|Tatum O'Neal vs. Ryan O'Neal|
Tatum O'Neal was born in the spotlight, the daughter of actor Ryan O'Neal, and was an Oscar winner by age 10. But while everything seemed glamorous on film, off-screen the former child star said her life became "very toxic."
Tatum O'Neal told "Nightline" anchor Cynthia McFadden in a June 2011 interview that by the time she was in her teens she was using drugs and alcohol, had been molested several times by family friends and had tried to commit suicide.
In her memoir, "Found: A Daughter's Journey Home," a follow-up to her 2004 New York Times best-selling memoir, "A Paper Life," O'Neal, candidly talked about her addictions, struggles with living in the public eye and her strained relationship with her parents.
Father and daughter endured a 25-year estrangement.
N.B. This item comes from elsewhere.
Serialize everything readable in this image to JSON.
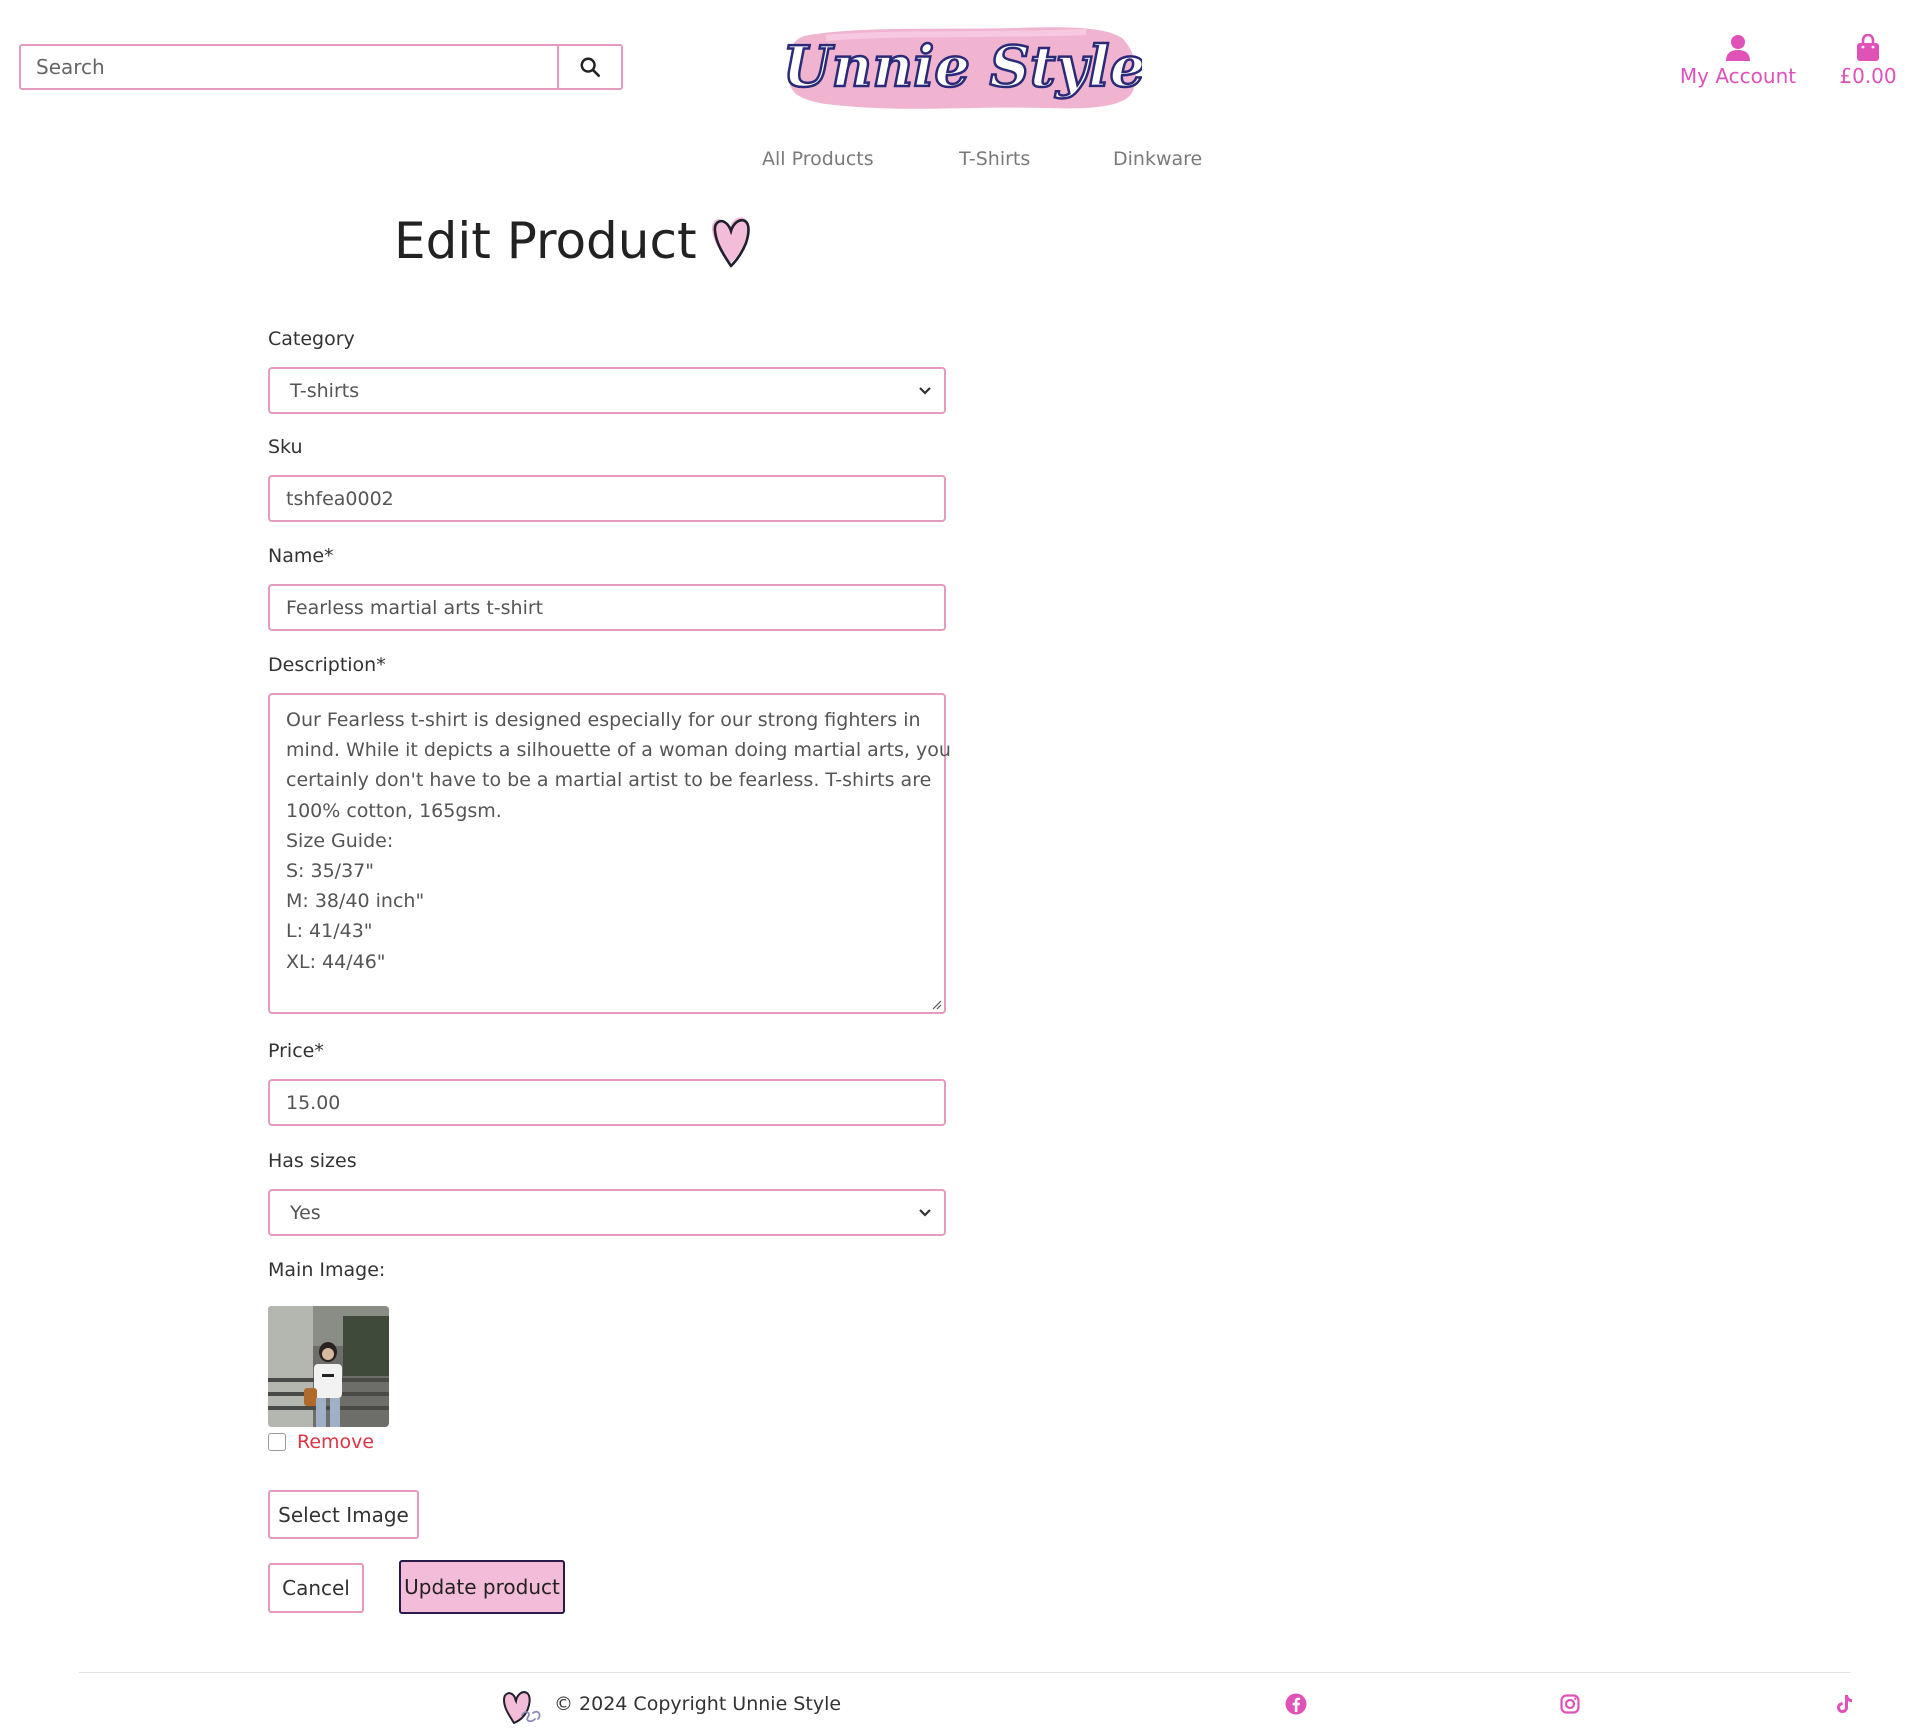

They began talking again after the death of Ryan O'Neal's longtime girlfriend, actress Farrah Fawcett, in 2009. But the relationship took a step back after the pair starred in the eight-part docu-series "Ryan & Tatum: The O'Neals," on the "Oprah Winfrey Network" (OWN) last summer.
"In fact, we're further apart now than when we started the show," Ryan O'Neal told TV Guide after the show wrapped. "So thanks, Oprah, for all your help."
|Madonna vs. Christopher Ciccone|
Formerly Madonna's personal assistant and creative director, Ciccone released a detailed tell-all book, "Life With My Sister Madonna," which contained a slew of secrets about the guarded pop star.
In the book, Ciccone gave a bitter account of Madonna's marriage to Guy Ritchie and details about the pop star's super secret wedding to Ritchie in 2000. He also detailed the explosive argument over decorating that put the nail in the coffin of their brother-sister relationship.
While Ciccone partly blamed Ritchie for his estranged relationship with his sister, the openly gay Ciccone said in a 2008 "Good Morning America" interview that his view of Madonna really changed after she ambushed him with cameras at their mother's grave for her black-and-white backstage documentary, "Truth or Dare."
"At one point, if you've seen the 'Truth or Dare' movie, when she's rolling around on my mother's grave, that was a turning point for me in my relationship with her," Ciccone said.